REQUIRED ACTION
From the first line to the last, print the material exactly, skipping the pictures.

(GIVEN DATA)

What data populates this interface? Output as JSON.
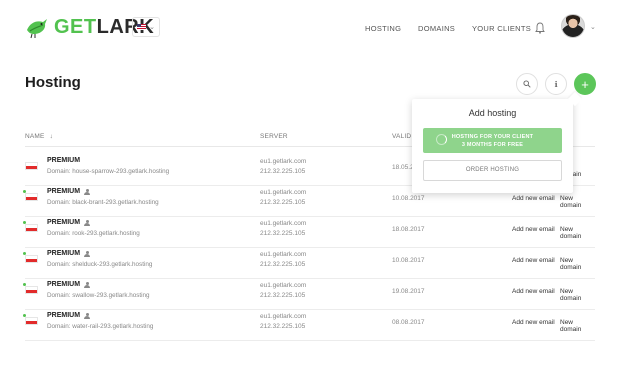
{
  "header": {
    "logo": {
      "part1": "GET",
      "part2": "LARK"
    },
    "language": {
      "flag": "us-flag",
      "chevron": "chevron-down-icon"
    },
    "nav": [
      {
        "label": "HOSTING"
      },
      {
        "label": "DOMAINS"
      },
      {
        "label": "YOUR CLIENTS"
      }
    ],
    "icons": {
      "notifications": "bell-icon",
      "avatar": "avatar",
      "menu": "chevron-down-icon"
    }
  },
  "page": {
    "title": "Hosting",
    "actions": {
      "search": "search-icon",
      "info": "info-icon",
      "add": "+"
    }
  },
  "table": {
    "columns": {
      "name": "NAME",
      "server": "SERVER",
      "valid": "VALID U"
    },
    "sort_arrow": "↓",
    "rows": [
      {
        "plan": "PREMIUM",
        "domain": "Domain: house-sparrow-293.getlark.hosting",
        "server": "eu1.getlark.com",
        "ip": "212.32.225.105",
        "valid": "18.05.2",
        "add_email": "",
        "new_domain": "New domain",
        "user_icon": false,
        "active": false
      },
      {
        "plan": "PREMIUM",
        "domain": "Domain: black-brant-293.getlark.hosting",
        "server": "eu1.getlark.com",
        "ip": "212.32.225.105",
        "valid": "10.08.2017",
        "add_email": "Add new email",
        "new_domain": "New domain",
        "user_icon": true,
        "active": true
      },
      {
        "plan": "PREMIUM",
        "domain": "Domain: rook-293.getlark.hosting",
        "server": "eu1.getlark.com",
        "ip": "212.32.225.105",
        "valid": "18.08.2017",
        "add_email": "Add new email",
        "new_domain": "New domain",
        "user_icon": true,
        "active": true
      },
      {
        "plan": "PREMIUM",
        "domain": "Domain: shelduck-293.getlark.hosting",
        "server": "eu1.getlark.com",
        "ip": "212.32.225.105",
        "valid": "10.08.2017",
        "add_email": "Add new email",
        "new_domain": "New domain",
        "user_icon": true,
        "active": true
      },
      {
        "plan": "PREMIUM",
        "domain": "Domain: swallow-293.getlark.hosting",
        "server": "eu1.getlark.com",
        "ip": "212.32.225.105",
        "valid": "19.08.2017",
        "add_email": "Add new email",
        "new_domain": "New domain",
        "user_icon": true,
        "active": true
      },
      {
        "plan": "PREMIUM",
        "domain": "Domain: water-rail-293.getlark.hosting",
        "server": "eu1.getlark.com",
        "ip": "212.32.225.105",
        "valid": "08.08.2017",
        "add_email": "Add new email",
        "new_domain": "New domain",
        "user_icon": true,
        "active": true
      }
    ]
  },
  "popup": {
    "title": "Add hosting",
    "primary_line1": "HOSTING FOR YOUR CLIENT",
    "primary_line2": "3 MONTHS FOR FREE",
    "secondary": "ORDER HOSTING"
  },
  "colors": {
    "brand_green": "#52c24f",
    "popup_green": "#8fd48c",
    "flag_red": "#e22b2b"
  }
}
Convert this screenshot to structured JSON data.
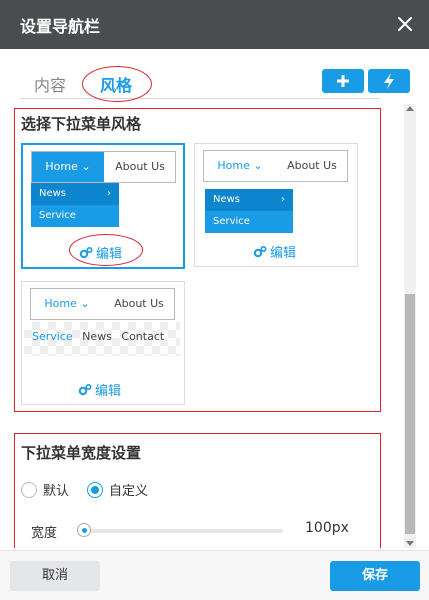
{
  "dialog": {
    "title": "设置导航栏"
  },
  "tabs": [
    {
      "label": "内容",
      "active": false
    },
    {
      "label": "风格",
      "active": true
    }
  ],
  "toolbar": {
    "add_icon": "plus-icon",
    "action_icon": "lightning-icon"
  },
  "style_section": {
    "title": "选择下拉菜单风格",
    "cards": [
      {
        "home": "Home",
        "about": "About Us",
        "items": [
          "News",
          "Service"
        ],
        "edit": "编辑",
        "selected": true
      },
      {
        "home": "Home",
        "about": "About Us",
        "items": [
          "News",
          "Service"
        ],
        "edit": "编辑",
        "selected": false
      },
      {
        "home": "Home",
        "about": "About Us",
        "flat_items": [
          "Service",
          "News",
          "Contact"
        ],
        "edit": "编辑",
        "selected": false
      }
    ]
  },
  "width_section": {
    "title": "下拉菜单宽度设置",
    "options": [
      {
        "label": "默认",
        "checked": false
      },
      {
        "label": "自定义",
        "checked": true
      }
    ],
    "slider_label": "宽度",
    "slider_value": "100px",
    "slider_level": 0.0
  },
  "footer": {
    "cancel": "取消",
    "save": "保存"
  },
  "colors": {
    "accent": "#1a9be6",
    "header": "#4a4c50",
    "annotation": "#d9262e"
  }
}
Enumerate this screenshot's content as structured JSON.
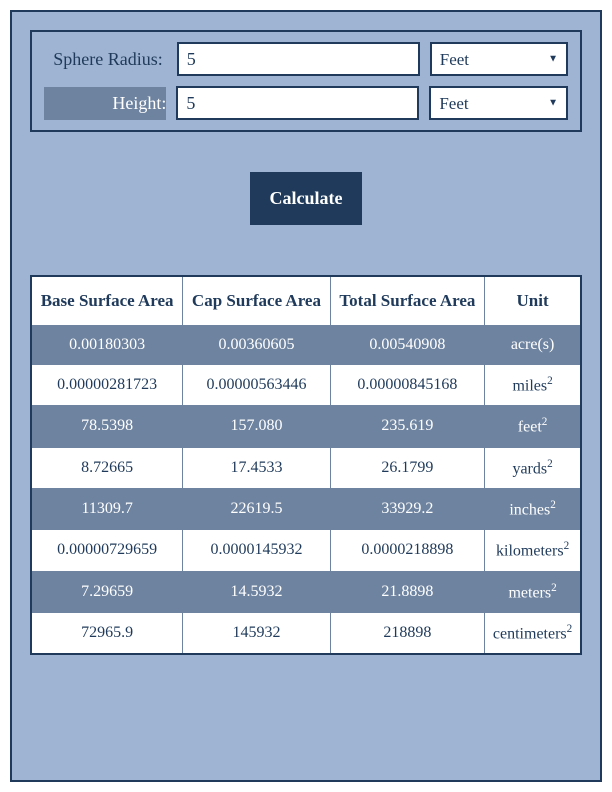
{
  "inputs": {
    "radius_label": "Sphere Radius:",
    "radius_value": "5",
    "radius_unit": "Feet",
    "height_label": "Height:",
    "height_value": "5",
    "height_unit": "Feet"
  },
  "button": {
    "calculate_label": "Calculate"
  },
  "table": {
    "headers": {
      "base": "Base Surface Area",
      "cap": "Cap Surface Area",
      "total": "Total Surface Area",
      "unit": "Unit"
    },
    "rows": [
      {
        "base": "0.00180303",
        "cap": "0.00360605",
        "total": "0.00540908",
        "unit": "acre(s)",
        "unit_sup": ""
      },
      {
        "base": "0.00000281723",
        "cap": "0.00000563446",
        "total": "0.00000845168",
        "unit": "miles",
        "unit_sup": "2"
      },
      {
        "base": "78.5398",
        "cap": "157.080",
        "total": "235.619",
        "unit": "feet",
        "unit_sup": "2"
      },
      {
        "base": "8.72665",
        "cap": "17.4533",
        "total": "26.1799",
        "unit": "yards",
        "unit_sup": "2"
      },
      {
        "base": "11309.7",
        "cap": "22619.5",
        "total": "33929.2",
        "unit": "inches",
        "unit_sup": "2"
      },
      {
        "base": "0.00000729659",
        "cap": "0.0000145932",
        "total": "0.0000218898",
        "unit": "kilometers",
        "unit_sup": "2"
      },
      {
        "base": "7.29659",
        "cap": "14.5932",
        "total": "21.8898",
        "unit": "meters",
        "unit_sup": "2"
      },
      {
        "base": "72965.9",
        "cap": "145932",
        "total": "218898",
        "unit": "centimeters",
        "unit_sup": "2"
      }
    ]
  }
}
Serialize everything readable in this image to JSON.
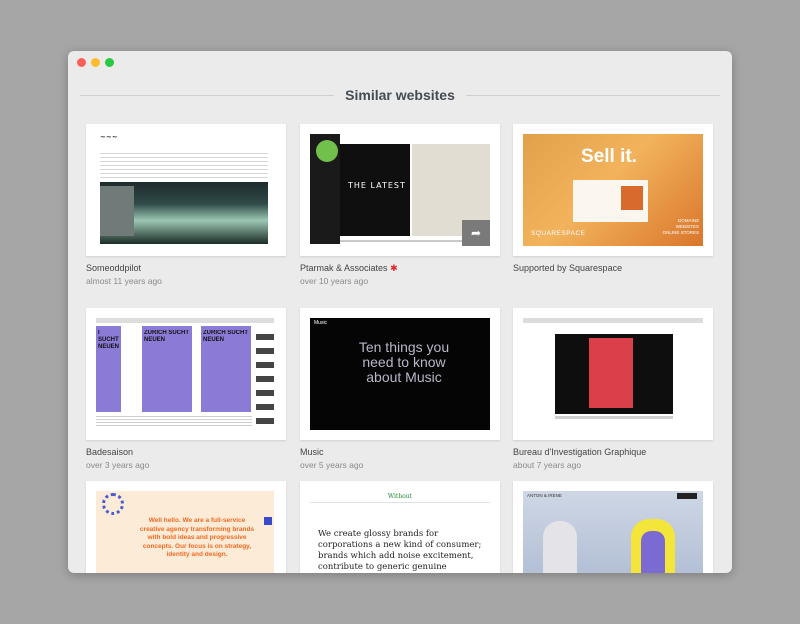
{
  "section_title": "Similar websites",
  "cards": [
    {
      "title": "Someoddpilot",
      "time": "almost 11 years ago"
    },
    {
      "title": "Ptarmak & Associates",
      "time": "over 10 years ago",
      "featured": true
    },
    {
      "title": "Supported by Squarespace",
      "time": ""
    },
    {
      "title": "Badesaison",
      "time": "over 3 years ago"
    },
    {
      "title": "Music",
      "time": "over 5 years ago"
    },
    {
      "title": "Bureau d'Investigation Graphique",
      "time": "about 7 years ago"
    },
    {
      "title": "",
      "time": ""
    },
    {
      "title": "",
      "time": ""
    },
    {
      "title": "",
      "time": ""
    }
  ],
  "thumbs": {
    "latest_heading": "THE LATEST",
    "sell_heading": "Sell it.",
    "squarespace_brand": "SQUARESPACE",
    "squarespace_tagline": "DOMAINS\nWEBSITES\nONLINE STORES",
    "zurich_headline": "ZURICH SUCHT NEUEN",
    "zurich_partial": "I SUCHT NEUEN",
    "music_label": "Music",
    "music_headline": "Ten things you need to know about Music",
    "agency_headline": "Well hello. We are a full-service creative agency transforming brands with bold ideas and progressive concepts. Our focus is on strategy, identity and design.",
    "without_label": "Without",
    "without_text": "We create glossy brands for corporations a new kind of consumer; brands which add noise excitement, contribute to generic genuine experiences and support products to make do with believe in",
    "fashion_label": "ANTON & IRENE"
  },
  "colors": {
    "accent_star": "#e4232b",
    "agency_orange": "#f26a21",
    "without_green": "#1f8a3a"
  },
  "icons": {
    "featured": "star-icon",
    "share": "share-icon"
  }
}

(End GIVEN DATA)

RESPONSE TO THE TASK
What data populates this interface? Output as JSON.
{
  "header": {
    "logo": {
      "part1": "GET",
      "part2": "LARK"
    },
    "language": {
      "flag": "us-flag",
      "chevron": "chevron-down-icon"
    },
    "nav": [
      {
        "label": "HOSTING"
      },
      {
        "label": "DOMAINS"
      },
      {
        "label": "YOUR CLIENTS"
      }
    ],
    "icons": {
      "notifications": "bell-icon",
      "avatar": "avatar",
      "menu": "chevron-down-icon"
    }
  },
  "page": {
    "title": "Hosting",
    "actions": {
      "search": "search-icon",
      "info": "info-icon",
      "add": "+"
    }
  },
  "table": {
    "columns": {
      "name": "NAME",
      "server": "SERVER",
      "valid": "VALID U"
    },
    "sort_arrow": "↓",
    "rows": [
      {
        "plan": "PREMIUM",
        "domain": "Domain: house-sparrow-293.getlark.hosting",
        "server": "eu1.getlark.com",
        "ip": "212.32.225.105",
        "valid": "18.05.2",
        "add_email": "",
        "new_domain": "New domain",
        "user_icon": false,
        "active": false
      },
      {
        "plan": "PREMIUM",
        "domain": "Domain: black-brant-293.getlark.hosting",
        "server": "eu1.getlark.com",
        "ip": "212.32.225.105",
        "valid": "10.08.2017",
        "add_email": "Add new email",
        "new_domain": "New domain",
        "user_icon": true,
        "active": true
      },
      {
        "plan": "PREMIUM",
        "domain": "Domain: rook-293.getlark.hosting",
        "server": "eu1.getlark.com",
        "ip": "212.32.225.105",
        "valid": "18.08.2017",
        "add_email": "Add new email",
        "new_domain": "New domain",
        "user_icon": true,
        "active": true
      },
      {
        "plan": "PREMIUM",
        "domain": "Domain: shelduck-293.getlark.hosting",
        "server": "eu1.getlark.com",
        "ip": "212.32.225.105",
        "valid": "10.08.2017",
        "add_email": "Add new email",
        "new_domain": "New domain",
        "user_icon": true,
        "active": true
      },
      {
        "plan": "PREMIUM",
        "domain": "Domain: swallow-293.getlark.hosting",
        "server": "eu1.getlark.com",
        "ip": "212.32.225.105",
        "valid": "19.08.2017",
        "add_email": "Add new email",
        "new_domain": "New domain",
        "user_icon": true,
        "active": true
      },
      {
        "plan": "PREMIUM",
        "domain": "Domain: water-rail-293.getlark.hosting",
        "server": "eu1.getlark.com",
        "ip": "212.32.225.105",
        "valid": "08.08.2017",
        "add_email": "Add new email",
        "new_domain": "New domain",
        "user_icon": true,
        "active": true
      }
    ]
  },
  "popup": {
    "title": "Add hosting",
    "primary_line1": "HOSTING FOR YOUR CLIENT",
    "primary_line2": "3 MONTHS FOR FREE",
    "secondary": "ORDER HOSTING"
  },
  "colors": {
    "brand_green": "#52c24f",
    "popup_green": "#8fd48c",
    "flag_red": "#e22b2b"
  }
}
Convert this screenshot to structured JSON data.
{
  "dialog": {
    "title": "设置导航栏"
  },
  "tabs": [
    {
      "label": "内容",
      "active": false
    },
    {
      "label": "风格",
      "active": true
    }
  ],
  "toolbar": {
    "add_icon": "plus-icon",
    "action_icon": "lightning-icon"
  },
  "style_section": {
    "title": "选择下拉菜单风格",
    "cards": [
      {
        "home": "Home",
        "about": "About Us",
        "items": [
          "News",
          "Service"
        ],
        "edit": "编辑",
        "selected": true
      },
      {
        "home": "Home",
        "about": "About Us",
        "items": [
          "News",
          "Service"
        ],
        "edit": "编辑",
        "selected": false
      },
      {
        "home": "Home",
        "about": "About Us",
        "flat_items": [
          "Service",
          "News",
          "Contact"
        ],
        "edit": "编辑",
        "selected": false
      }
    ]
  },
  "width_section": {
    "title": "下拉菜单宽度设置",
    "options": [
      {
        "label": "默认",
        "checked": false
      },
      {
        "label": "自定义",
        "checked": true
      }
    ],
    "slider_label": "宽度",
    "slider_value": "100px",
    "slider_level": 0.0
  },
  "footer": {
    "cancel": "取消",
    "save": "保存"
  },
  "colors": {
    "accent": "#1a9be6",
    "header": "#4a4c50",
    "annotation": "#d9262e"
  }
}
Enumerate this screenshot's content as structured JSON.
{
  "inputs": {
    "radius_label": "Sphere Radius:",
    "radius_value": "5",
    "radius_unit": "Feet",
    "height_label": "Height:",
    "height_value": "5",
    "height_unit": "Feet"
  },
  "button": {
    "calculate_label": "Calculate"
  },
  "table": {
    "headers": {
      "base": "Base Surface Area",
      "cap": "Cap Surface Area",
      "total": "Total Surface Area",
      "unit": "Unit"
    },
    "rows": [
      {
        "base": "0.00180303",
        "cap": "0.00360605",
        "total": "0.00540908",
        "unit": "acre(s)",
        "unit_sup": ""
      },
      {
        "base": "0.00000281723",
        "cap": "0.00000563446",
        "total": "0.00000845168",
        "unit": "miles",
        "unit_sup": "2"
      },
      {
        "base": "78.5398",
        "cap": "157.080",
        "total": "235.619",
        "unit": "feet",
        "unit_sup": "2"
      },
      {
        "base": "8.72665",
        "cap": "17.4533",
        "total": "26.1799",
        "unit": "yards",
        "unit_sup": "2"
      },
      {
        "base": "11309.7",
        "cap": "22619.5",
        "total": "33929.2",
        "unit": "inches",
        "unit_sup": "2"
      },
      {
        "base": "0.00000729659",
        "cap": "0.0000145932",
        "total": "0.0000218898",
        "unit": "kilometers",
        "unit_sup": "2"
      },
      {
        "base": "7.29659",
        "cap": "14.5932",
        "total": "21.8898",
        "unit": "meters",
        "unit_sup": "2"
      },
      {
        "base": "72965.9",
        "cap": "145932",
        "total": "218898",
        "unit": "centimeters",
        "unit_sup": "2"
      }
    ]
  }
}
Serialize everything readable in this image to JSON.
{
  "section_title": "Similar websites",
  "cards": [
    {
      "title": "Someoddpilot",
      "time": "almost 11 years ago"
    },
    {
      "title": "Ptarmak & Associates",
      "time": "over 10 years ago",
      "featured": true
    },
    {
      "title": "Supported by Squarespace",
      "time": ""
    },
    {
      "title": "Badesaison",
      "time": "over 3 years ago"
    },
    {
      "title": "Music",
      "time": "over 5 years ago"
    },
    {
      "title": "Bureau d'Investigation Graphique",
      "time": "about 7 years ago"
    },
    {
      "title": "",
      "time": ""
    },
    {
      "title": "",
      "time": ""
    },
    {
      "title": "",
      "time": ""
    }
  ],
  "thumbs": {
    "latest_heading": "THE LATEST",
    "sell_heading": "Sell it.",
    "squarespace_brand": "SQUARESPACE",
    "squarespace_tagline": "DOMAINS\nWEBSITES\nONLINE STORES",
    "zurich_headline": "ZURICH SUCHT NEUEN",
    "zurich_partial": "I SUCHT NEUEN",
    "music_label": "Music",
    "music_headline": "Ten things you need to know about Music",
    "agency_headline": "Well hello. We are a full-service creative agency transforming brands with bold ideas and progressive concepts. Our focus is on strategy, identity and design.",
    "without_label": "Without",
    "without_text": "We create glossy brands for corporations a new kind of consumer; brands which add noise excitement, contribute to generic genuine experiences and support products to make do with believe in",
    "fashion_label": "ANTON & IRENE"
  },
  "colors": {
    "accent_star": "#e4232b",
    "agency_orange": "#f26a21",
    "without_green": "#1f8a3a"
  },
  "icons": {
    "featured": "star-icon",
    "share": "share-icon"
  }
}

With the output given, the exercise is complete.